When the creative director of Moschino, Jeremy Scott, shared on his Instagram account that the new Moschino Barbie was sold out within an hour of its launch, it was obvious that the now iconic Mattel toy has become a huge hit.
In fact, the $150 doll, which is part of an eight-piece collection, is resonating in more ways than one. The Moschino Barbie commercial is now breaking boundaries by featuring a boy in it.
Sporting a Jeremy Scott-inspired outfit, the child says with attitude, "Moschino Barbie is so fierce!" Then Barbie's cell phone goes off and he adds, "It's for you, Moschino Barbie," followed by a wink.

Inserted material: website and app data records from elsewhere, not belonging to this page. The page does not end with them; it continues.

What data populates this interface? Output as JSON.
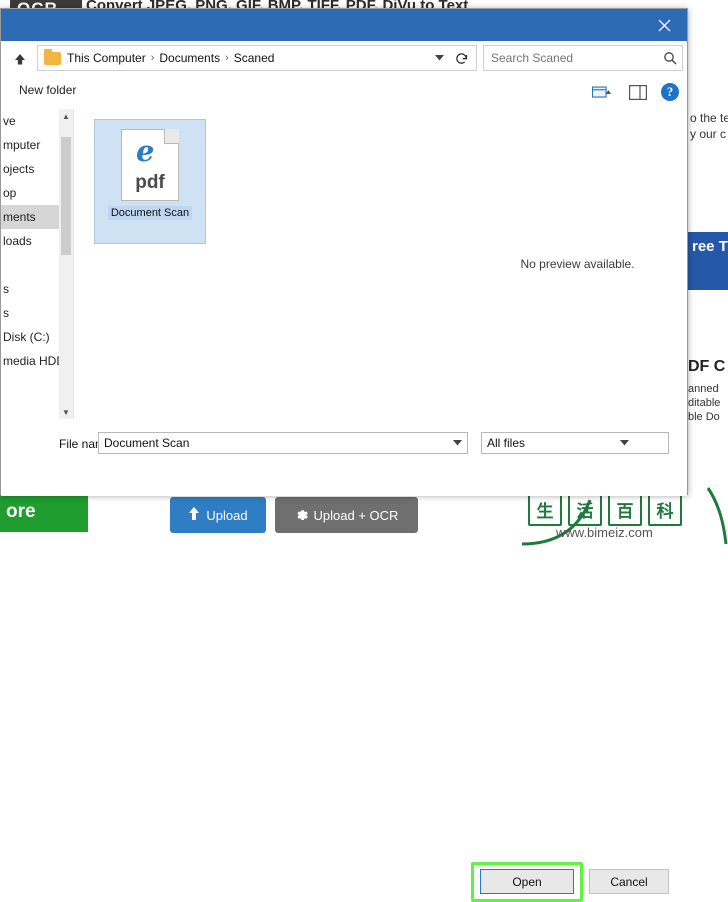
{
  "background": {
    "logo": "OCR",
    "headline": "Convert JPEG, PNG, GIF, BMP, TIFF, PDF, DjVu to Text",
    "left_nav": [
      {
        "label": "ve",
        "selected": false
      },
      {
        "label": "mputer",
        "selected": false
      },
      {
        "label": "ojects",
        "selected": false
      },
      {
        "label": "op",
        "selected": false
      },
      {
        "label": "ments",
        "selected": true
      },
      {
        "label": "loads",
        "selected": false
      }
    ],
    "right_text_lines": [
      "o the te",
      "y our c"
    ],
    "blue_box_text": "ree T",
    "right_heading": "DF C",
    "right_body": [
      "anned",
      "ditable",
      "ble Do"
    ],
    "green_button": "ore",
    "upload_button": "Upload",
    "upload_ocr_button": "Upload + OCR",
    "watermark_chars": [
      "生",
      "活",
      "百",
      "科"
    ],
    "watermark_url": "www.bimeiz.com"
  },
  "dialog": {
    "title": "",
    "close_label": "✕",
    "breadcrumb": [
      "This Computer",
      "Documents",
      "Scaned"
    ],
    "breadcrumb_separator": "›",
    "search": {
      "value": "",
      "placeholder": "Search Scaned"
    },
    "toolbar": {
      "new_folder": "New folder",
      "view_icon": "view-layout-icon",
      "pane_icon": "preview-pane-icon",
      "help_icon": "?"
    },
    "nav_pane": {
      "items": [
        {
          "label": "ve",
          "selected": false
        },
        {
          "label": "mputer",
          "selected": false
        },
        {
          "label": "ojects",
          "selected": false
        },
        {
          "label": "op",
          "selected": false
        },
        {
          "label": "ments",
          "selected": true
        },
        {
          "label": "loads",
          "selected": false
        },
        {
          "label": "",
          "selected": false
        },
        {
          "label": "s",
          "selected": false
        },
        {
          "label": "s",
          "selected": false
        },
        {
          "label": "Disk (C:)",
          "selected": false
        },
        {
          "label": "media HDD",
          "selected": false
        }
      ]
    },
    "files": [
      {
        "name": "Document Scan",
        "type": "pdf",
        "badge": "pdf",
        "glyph": "e",
        "selected": true
      }
    ],
    "preview": {
      "message": "No preview available."
    },
    "footer": {
      "file_name_label": "File name:",
      "file_name_value": "Document Scan",
      "file_type_value": "All files",
      "open_button": "Open",
      "cancel_button": "Cancel"
    }
  }
}
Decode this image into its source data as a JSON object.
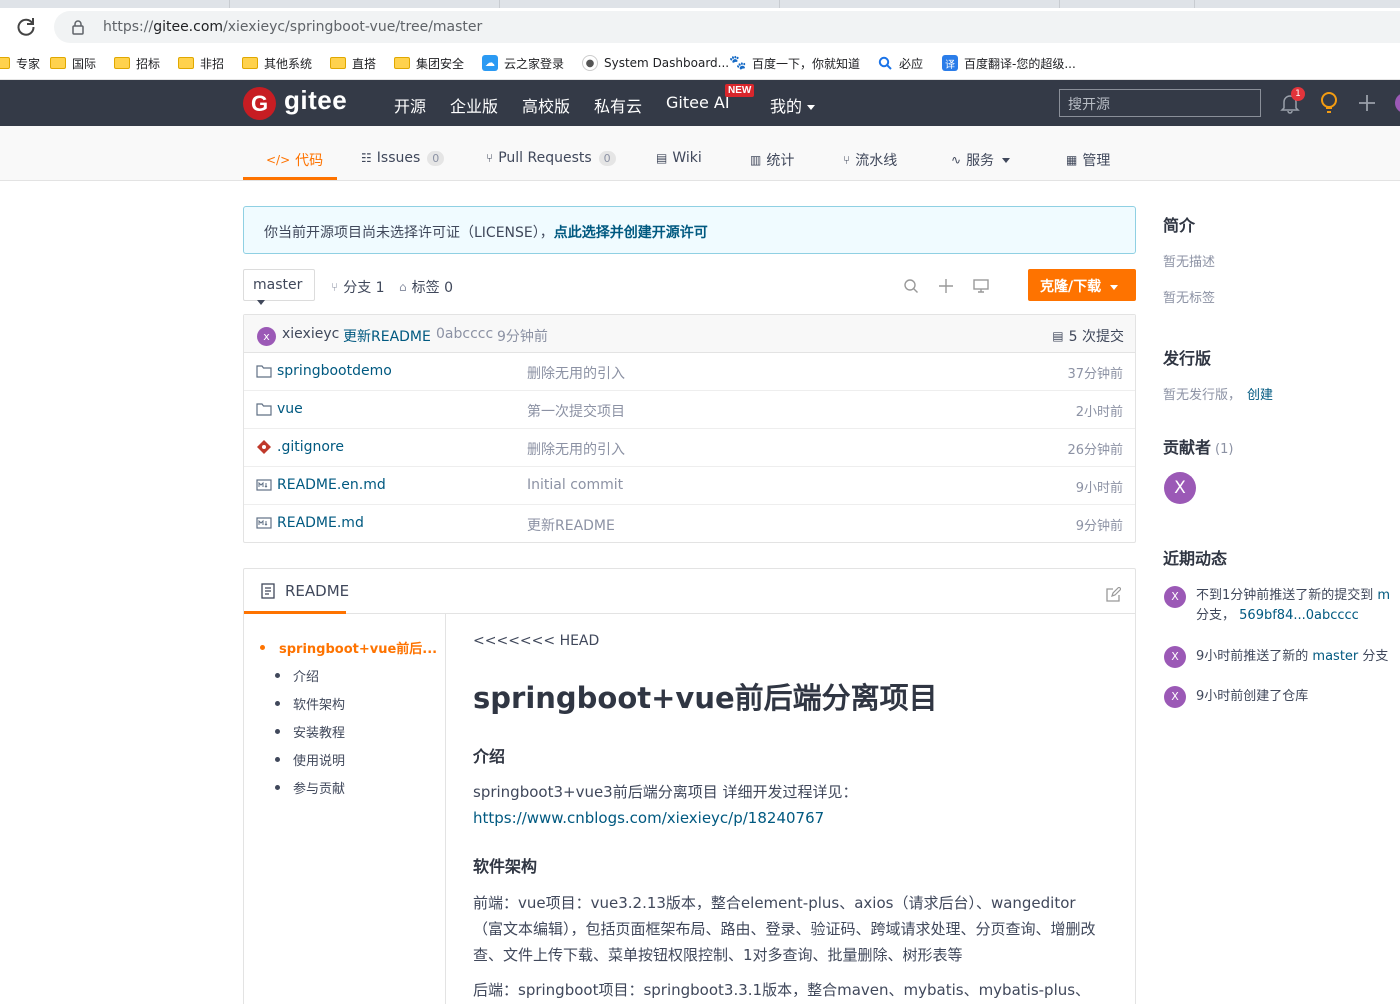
{
  "browser": {
    "url_prefix": "https://",
    "url_host": "gitee.com",
    "url_path": "/xiexieyc/springboot-vue/tree/master"
  },
  "bookmarks": [
    {
      "label": "专家",
      "type": "folder"
    },
    {
      "label": "国际",
      "type": "folder"
    },
    {
      "label": "招标",
      "type": "folder"
    },
    {
      "label": "非招",
      "type": "folder"
    },
    {
      "label": "其他系统",
      "type": "folder"
    },
    {
      "label": "直搭",
      "type": "folder"
    },
    {
      "label": "集团安全",
      "type": "folder"
    },
    {
      "label": "云之家登录",
      "type": "site",
      "icon": "cloud-icon",
      "color": "#2b9af3"
    },
    {
      "label": "System Dashboard...",
      "type": "site",
      "icon": "jira-icon",
      "color": "#555"
    },
    {
      "label": "百度一下，你就知道",
      "type": "site",
      "icon": "baidu-paw-icon",
      "color": "#2932e1"
    },
    {
      "label": "必应",
      "type": "site",
      "icon": "search-icon",
      "color": "#1a73e8"
    },
    {
      "label": "百度翻译-您的超级...",
      "type": "site",
      "icon": "translate-icon",
      "color": "#2b7de9"
    }
  ],
  "header": {
    "logo_letter": "G",
    "logo_text": "gitee",
    "nav": [
      "开源",
      "企业版",
      "高校版",
      "私有云",
      "Gitee AI",
      "我的"
    ],
    "new_badge": "NEW",
    "search_placeholder": "搜开源",
    "notification_count": "1",
    "brand_color": "#c71d23"
  },
  "repo_tabs": [
    {
      "label": "代码",
      "icon": "code-icon",
      "active": true
    },
    {
      "label": "Issues",
      "icon": "issues-icon",
      "count": "0"
    },
    {
      "label": "Pull Requests",
      "icon": "pull-request-icon",
      "count": "0"
    },
    {
      "label": "Wiki",
      "icon": "wiki-icon"
    },
    {
      "label": "统计",
      "icon": "stats-icon"
    },
    {
      "label": "流水线",
      "icon": "pipeline-icon"
    },
    {
      "label": "服务",
      "icon": "service-icon",
      "dropdown": true
    },
    {
      "label": "管理",
      "icon": "manage-icon"
    }
  ],
  "notice": {
    "text": "你当前开源项目尚未选择许可证（LICENSE），",
    "link": "点此选择并创建开源许可"
  },
  "branch_bar": {
    "branch": "master",
    "branches_label": "分支 1",
    "tags_label": "标签 0",
    "clone_label": "克隆/下载"
  },
  "last_commit": {
    "avatar_letter": "x",
    "author": "xiexieyc",
    "message": "更新README",
    "hash": "0abcccc",
    "time": "9分钟前",
    "commits_label": "5 次提交"
  },
  "files": [
    {
      "name": "springbootdemo",
      "icon": "folder-icon",
      "message": "删除无用的引入",
      "time": "37分钟前"
    },
    {
      "name": "vue",
      "icon": "folder-icon",
      "message": "第一次提交项目",
      "time": "2小时前"
    },
    {
      "name": ".gitignore",
      "icon": "git-icon",
      "message": "删除无用的引入",
      "time": "26分钟前"
    },
    {
      "name": "README.en.md",
      "icon": "markdown-icon",
      "message": "Initial commit",
      "time": "9小时前"
    },
    {
      "name": "README.md",
      "icon": "markdown-icon",
      "message": "更新README",
      "time": "9分钟前"
    }
  ],
  "readme": {
    "tab_label": "README",
    "toc": [
      "springboot+vue前后...",
      "介绍",
      "软件架构",
      "安装教程",
      "使用说明",
      "参与贡献"
    ],
    "head_marker": "<<<<<<< HEAD",
    "h1": "springboot+vue前后端分离项目",
    "intro_heading": "介绍",
    "intro_text": "springboot3+vue3前后端分离项目 详细开发过程详见：",
    "intro_link": "https://www.cnblogs.com/xiexieyc/p/18240767",
    "arch_heading": "软件架构",
    "arch_frontend": "前端：vue项目：vue3.2.13版本，整合element-plus、axios（请求后台）、wangeditor（富文本编辑），包括页面框架布局、路由、登录、验证码、跨域请求处理、分页查询、增删改查、文件上传下载、菜单按钮权限控制、1对多查询、批量删除、树形表等",
    "arch_backend": "后端：springboot项目：springboot3.3.1版本，整合maven、mybatis、mybatis-plus、"
  },
  "sidebar": {
    "intro_heading": "简介",
    "no_desc": "暂无描述",
    "no_tags": "暂无标签",
    "release_heading": "发行版",
    "no_release": "暂无发行版，",
    "create_link": "创建",
    "contrib_heading": "贡献者",
    "contrib_count": "(1)",
    "contrib_avatar": "X",
    "activity_heading": "近期动态",
    "activities": [
      {
        "avatar": "X",
        "text": "不到1分钟前推送了新的提交到",
        "link": "m",
        "line2_pre": "分支，",
        "line2_link": "569bf84...0abcccc"
      },
      {
        "avatar": "X",
        "pre": "9小时前推送了新的",
        "link": "master",
        "post": "分支"
      },
      {
        "avatar": "X",
        "text": "9小时前创建了仓库"
      }
    ]
  }
}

This commercial couldn't come at better time. With the holiday season upon us and parents thinking about what to buy for their little ones, it really makes you wonder how gender-specific toys impact kids.
The National Association for the Education of Young Children works to promote high-quality early learning for all young children, from birth through age 8, by connecting early childhood practice, policy and research. The organization enlisted the help of childhood experts like Judith Elaine Blakemore to tackle this subject matter.
Blakemore is professor of psychology and associate dean of Arts and Sciences for Faculty Development at Indiana University-Purdue University and researches the development of gender roles. She classified over 100 toys and how each impacted boys and girls. She later found that boys associated with toys related with aggression and fighting, whereas girls identified more with appearance as seen with Barbies, ballerinas and makeup.
It was the adults who drew constant attention to the fact that he was a boy playing with dolls.
Blakemore concluded that in order to to develop children's physical, cognitive, academic, musical and artistic skills, parents should stick with non-gender-specific toys.
However, child-play researcher and psychologist Peter Gray has a different take on the gender-neutral toy debate when it comes to children's play and overall development, arguing children shouldn't be forced to play in any certain way.
He says, "When we try to direct their play by saying something like, 'You can't play with guns,' or whatever, then the child isn't going into it with same enthusiasm and they're not learning to take control of their own lives."
Gray also thinks it's unlikely toys can change gender inequality. To him, what we give kids to play with doesn't shape their future—instead the interests and toys are a reflection of the culture our kids are born into.
Still, I can't help but think that ads like the Moschino Barbie one and the push for gender-neutral toys takes us one step closer to gender equality. Toys are a reflection of our culture, yes, but there's something to be said about breaking that boundary in whatever ways we can in order to change the culture that toys reflect.
It's actually quite sad that we need to draw attention to something that should actually be a given. I thought about my male cousin and me playing with dolls as children. Back then, I really didn't think anything of it. However, it was the adults who drew constant attention to the fact that he was a boy playing with dolls.
I've seen my son and daughter play with dolls, trucks, cars and blocks. I'll continue to foster that freedom and allow them to choose. Because it's time we get rid of toy stereotypes for good.